What I forgot to mention so far is that Sarah is an international human rights activist fighting for the right of people in the disability community. She collaborated on a project creating the first disabled Muslim superhero for a comic book. While I might be an advocate, Sarah is an activist.
For the next minute Sarah gave me the rundown on why I deserved a permanent disabled parking placard (e.g., fatigue, “you never know if you are going to have a seizure”, tumor gets worse over time, you need to be prepared), and how I should go about getting a placard. I didn’t have to use it, she said, but I should have one.
“Have you seen the pics I post to Instagram of me doing handstands, lifting weights, and pushing tires?” I asked. “I am not disabled and it would be wrong for me to use a handicapped parking space when there are people that really are handicapped and are more deserving.”
Sarah left me with a “well, you never know” look, and we moved on with our visit.
But that left me wondering… am I disabled?
I am not handicapped
If you know me in real life (as opposed to only via the Internet–this blog, Facebook, Twitter, Instagram, etc.), then you know I am a fully functional adult with no mental or physical impairments, that otherwise are common among brain tumor survivors.
I have, however, gotten to know many brain tumor patients and am familiar with the side effects that result from this disease. And I insert a note here to the layperson: brain tumor side effects are a direct result of the location of where the tumor resides in the brain, and of treatment that results therein. (Note to Uncle Bob: I am starting to write like you. Please make it stop.)
That all being said… I am not perfect. I have neuro-physiological issues that can no longer be seen with the naked eye.
But then again…
After my second brain surgery I had to relearn how to walk and balance. If I close my eyes and can’t see the world around me, I will fall over. My sense of touch and proprioception are forever damaged. But does that mean I can’t walk through a parking lot to get to a store? No. Does that mean I can’t run four blocks to make it to a meeting. No.
However, there is one person who witnesses the defects in my central nervous system: my trainer, Allyson.
I exercise at a weird/funky/cool alternative to a traditional gym. We are called BodyTribe, and Allyson has been with me since I started taking movement seriously.
When I first started moving at BodyTribe I wasn’t as “good” as everyone else. I chalked it up to me being brand new to exercise.
But now, more than a year and a half later, I still have issues. If I am doing a bench press, Allyson reminds me to “put my brain in my right side” (the funky side with hemispatial neglect) so I can move the bar evenly. If I am doing a squat, my entire body twists left, even though I have been training for months. And it is only when I “put my brain” in my body will I perform “normally.” (Please forgive all of the “air quotes.”)
Pretty much everything I do at the gym takes as much mental effort as it does physical strength.
Am I normal?
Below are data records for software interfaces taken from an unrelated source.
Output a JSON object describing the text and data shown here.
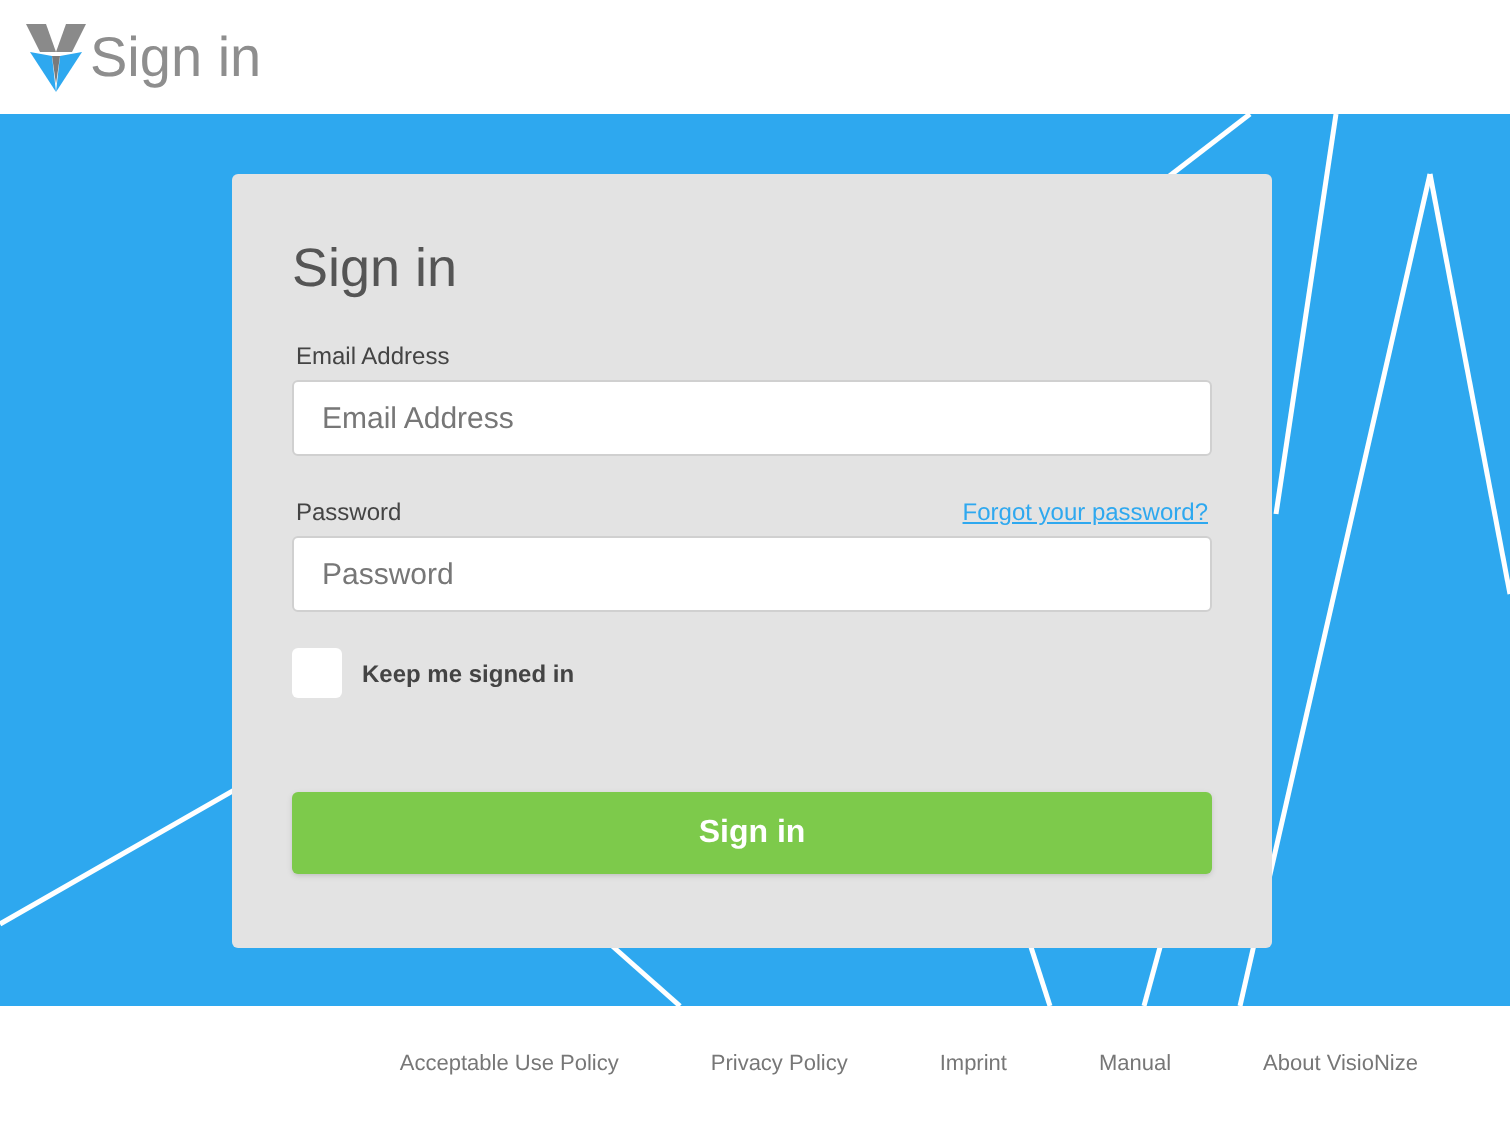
{
  "header": {
    "title": "Sign in"
  },
  "form": {
    "heading": "Sign in",
    "email": {
      "label": "Email Address",
      "placeholder": "Email Address"
    },
    "password": {
      "label": "Password",
      "placeholder": "Password",
      "forgot_link": "Forgot your password?"
    },
    "keep_signed_in": {
      "label": "Keep me signed in",
      "checked": false
    },
    "submit": "Sign in"
  },
  "footer_links": [
    "Acceptable Use Policy",
    "Privacy Policy",
    "Imprint",
    "Manual",
    "About VisioNize"
  ]
}
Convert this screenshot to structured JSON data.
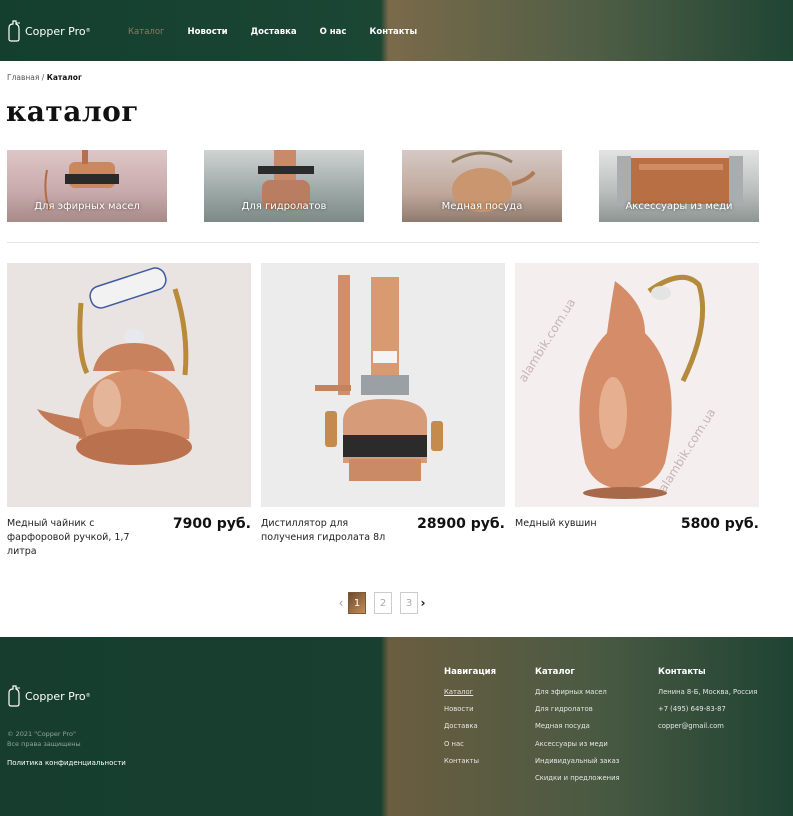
{
  "header": {
    "logo": "Copper Pro",
    "nav": [
      "Каталог",
      "Новости",
      "Доставка",
      "О нас",
      "Контакты"
    ]
  },
  "breadcrumb": {
    "home": "Главная",
    "separator": " / ",
    "current": "Каталог"
  },
  "page_title": "каталог",
  "categories": [
    "Для эфирных масел",
    "Для гидролатов",
    "Медная посуда",
    "Аксессуары из меди"
  ],
  "products": [
    {
      "name": "Медный чайник с фарфоровой ручкой, 1,7 литра",
      "price": "7900 руб."
    },
    {
      "name": "Дистиллятор для получения гидролата 8л",
      "price": "28900 руб."
    },
    {
      "name": "Медный кувшин",
      "price": "5800 руб."
    }
  ],
  "watermark": "alambik.com.ua",
  "pagination": {
    "pages": [
      "1",
      "2",
      "3"
    ],
    "current": 1,
    "prev": "‹",
    "next": "›"
  },
  "footer": {
    "logo": "Copper Pro",
    "copyright": "© 2021 \"Copper Pro\"",
    "rights": "Все права защищены",
    "policy": "Политика конфиденциальности",
    "nav_title": "Навигация",
    "nav": [
      "Каталог",
      "Новости",
      "Доставка",
      "О нас",
      "Контакты"
    ],
    "catalog_title": "Каталог",
    "catalog": [
      "Для эфирных масел",
      "Для гидролатов",
      "Медная посуда",
      "Аксессуары из меди",
      "Индивидуальный заказ",
      "Скидки и предложения"
    ],
    "contacts_title": "Контакты",
    "address": "Ленина 8-Б, Москва, Россия",
    "phone": "+7 (495) 649-83-87",
    "email": "copper@gmail.com"
  },
  "colors": {
    "brand_green": "#163d2e",
    "copper": "#b07a48",
    "accent_gold": "#8d7d5a"
  }
}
This last week I took Allyson aside and asked for a progress report. I felt that in comparison to long time gym rats and newbies alike, I wasn’t as strong. Allyson reminded me that everyone has different bodies and that you can’t compare yourself to other people, especially when it is obvious that I put in the time and effort (and eat well, etc.).
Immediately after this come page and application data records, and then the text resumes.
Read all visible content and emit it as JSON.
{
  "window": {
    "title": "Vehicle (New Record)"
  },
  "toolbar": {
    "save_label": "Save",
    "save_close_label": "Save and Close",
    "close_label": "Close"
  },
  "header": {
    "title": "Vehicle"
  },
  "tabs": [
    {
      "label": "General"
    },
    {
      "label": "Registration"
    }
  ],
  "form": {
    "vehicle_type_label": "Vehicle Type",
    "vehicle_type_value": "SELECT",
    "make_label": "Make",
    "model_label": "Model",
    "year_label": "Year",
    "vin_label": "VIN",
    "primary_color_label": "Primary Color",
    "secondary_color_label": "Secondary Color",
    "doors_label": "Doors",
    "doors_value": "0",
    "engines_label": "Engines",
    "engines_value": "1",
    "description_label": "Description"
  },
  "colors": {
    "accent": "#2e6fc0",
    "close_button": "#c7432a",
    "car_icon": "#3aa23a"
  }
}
Allyson didn’t know I was asking for other reasons. She didn’t know I was asking if she thinks I am “normal.”
Later I received a text message from Allyson.
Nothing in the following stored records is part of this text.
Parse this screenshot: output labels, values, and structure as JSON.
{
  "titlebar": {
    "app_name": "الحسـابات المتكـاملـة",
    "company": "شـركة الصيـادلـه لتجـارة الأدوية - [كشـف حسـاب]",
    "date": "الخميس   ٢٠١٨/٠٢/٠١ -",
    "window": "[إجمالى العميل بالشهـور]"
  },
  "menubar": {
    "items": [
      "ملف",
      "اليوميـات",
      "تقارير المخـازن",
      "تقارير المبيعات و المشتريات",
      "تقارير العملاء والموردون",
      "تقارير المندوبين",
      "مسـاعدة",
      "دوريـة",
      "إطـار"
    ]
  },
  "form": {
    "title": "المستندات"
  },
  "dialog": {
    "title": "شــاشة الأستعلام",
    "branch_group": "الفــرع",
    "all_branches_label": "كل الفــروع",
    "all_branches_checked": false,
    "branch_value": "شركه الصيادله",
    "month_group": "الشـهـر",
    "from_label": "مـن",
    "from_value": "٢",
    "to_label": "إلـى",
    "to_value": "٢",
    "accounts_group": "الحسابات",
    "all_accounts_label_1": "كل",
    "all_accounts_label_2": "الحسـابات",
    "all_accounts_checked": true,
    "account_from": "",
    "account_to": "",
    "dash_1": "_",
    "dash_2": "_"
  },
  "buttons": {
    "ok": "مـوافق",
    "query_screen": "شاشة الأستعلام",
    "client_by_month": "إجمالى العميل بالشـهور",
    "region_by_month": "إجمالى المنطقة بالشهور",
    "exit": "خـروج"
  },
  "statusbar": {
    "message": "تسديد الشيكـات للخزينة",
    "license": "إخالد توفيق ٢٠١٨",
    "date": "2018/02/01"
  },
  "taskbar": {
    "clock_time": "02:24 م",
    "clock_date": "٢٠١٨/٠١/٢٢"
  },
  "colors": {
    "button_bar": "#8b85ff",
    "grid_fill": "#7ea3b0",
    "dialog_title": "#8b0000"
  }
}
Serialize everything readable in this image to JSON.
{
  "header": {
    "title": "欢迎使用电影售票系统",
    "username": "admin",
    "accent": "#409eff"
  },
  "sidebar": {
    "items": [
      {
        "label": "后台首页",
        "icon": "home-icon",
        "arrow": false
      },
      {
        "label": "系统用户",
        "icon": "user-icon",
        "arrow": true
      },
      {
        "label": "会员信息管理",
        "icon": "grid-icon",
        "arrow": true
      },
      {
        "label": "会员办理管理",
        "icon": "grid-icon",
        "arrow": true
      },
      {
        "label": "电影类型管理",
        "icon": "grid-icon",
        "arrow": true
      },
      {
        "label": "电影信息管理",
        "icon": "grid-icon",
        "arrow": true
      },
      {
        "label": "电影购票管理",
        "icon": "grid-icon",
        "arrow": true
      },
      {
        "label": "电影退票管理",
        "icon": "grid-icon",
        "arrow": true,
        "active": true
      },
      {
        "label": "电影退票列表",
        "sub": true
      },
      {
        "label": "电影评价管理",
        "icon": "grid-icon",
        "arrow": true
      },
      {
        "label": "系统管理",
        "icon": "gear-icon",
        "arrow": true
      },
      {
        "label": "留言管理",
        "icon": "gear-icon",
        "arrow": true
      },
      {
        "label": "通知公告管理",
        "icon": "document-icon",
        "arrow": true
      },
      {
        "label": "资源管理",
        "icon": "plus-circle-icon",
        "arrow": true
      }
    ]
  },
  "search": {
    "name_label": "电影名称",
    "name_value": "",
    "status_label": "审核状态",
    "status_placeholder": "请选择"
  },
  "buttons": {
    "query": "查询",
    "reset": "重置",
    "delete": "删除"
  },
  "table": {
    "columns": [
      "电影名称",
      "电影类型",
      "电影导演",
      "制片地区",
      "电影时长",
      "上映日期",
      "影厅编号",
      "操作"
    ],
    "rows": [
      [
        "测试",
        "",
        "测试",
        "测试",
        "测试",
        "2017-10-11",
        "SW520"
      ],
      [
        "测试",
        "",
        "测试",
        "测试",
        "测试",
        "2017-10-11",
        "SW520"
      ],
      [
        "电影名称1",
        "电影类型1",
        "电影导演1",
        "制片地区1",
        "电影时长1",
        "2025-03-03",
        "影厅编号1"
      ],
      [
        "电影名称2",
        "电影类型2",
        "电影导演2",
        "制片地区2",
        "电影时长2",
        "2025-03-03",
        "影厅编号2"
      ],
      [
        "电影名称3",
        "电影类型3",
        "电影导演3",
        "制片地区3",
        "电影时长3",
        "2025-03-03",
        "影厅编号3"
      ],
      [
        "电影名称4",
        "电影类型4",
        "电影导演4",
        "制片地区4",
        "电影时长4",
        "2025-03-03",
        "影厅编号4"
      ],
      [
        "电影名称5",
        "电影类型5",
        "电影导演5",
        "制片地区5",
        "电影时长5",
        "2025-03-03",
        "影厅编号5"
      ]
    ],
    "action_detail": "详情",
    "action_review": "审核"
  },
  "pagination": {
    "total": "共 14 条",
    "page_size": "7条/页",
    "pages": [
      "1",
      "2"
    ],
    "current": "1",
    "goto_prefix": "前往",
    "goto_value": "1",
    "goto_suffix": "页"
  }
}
I wish I said then: your technique, from the powerlifts to especially weightlifts is INCREDIBLY strong. If we were gonna compare (which we won’t of course), your technique is above and beyond in some aspects, and your attitude toward the lifts, and how to give your all, is next level shit (one of my favorite sayings).
It’s all in our heads
The text message from Allyson made me misty-eyed (because I am a total girl), and reinforced something I’ve known all along:
How we deal with our response to the diagnosis and treatment, our abilities or disabilities, is totally up to us. We can’t perform our own brain surgeries or invent new drugs and treatment, but we can choose to strengthen our metal state of mind when it comes to our health. At the risk of sounding like a self-help book, it really is all about our attitude.
There will always be a dark corner of our minds that doesn’t think we are going to live through this, or doesn’t have the confidence to even project awesomeness. Everyone has that in their heads. I have it too. But I try to push it away.
As Allyson said, giving it your all is “some next level shit” (i.e., taking things to the next level), and that is what I try to do.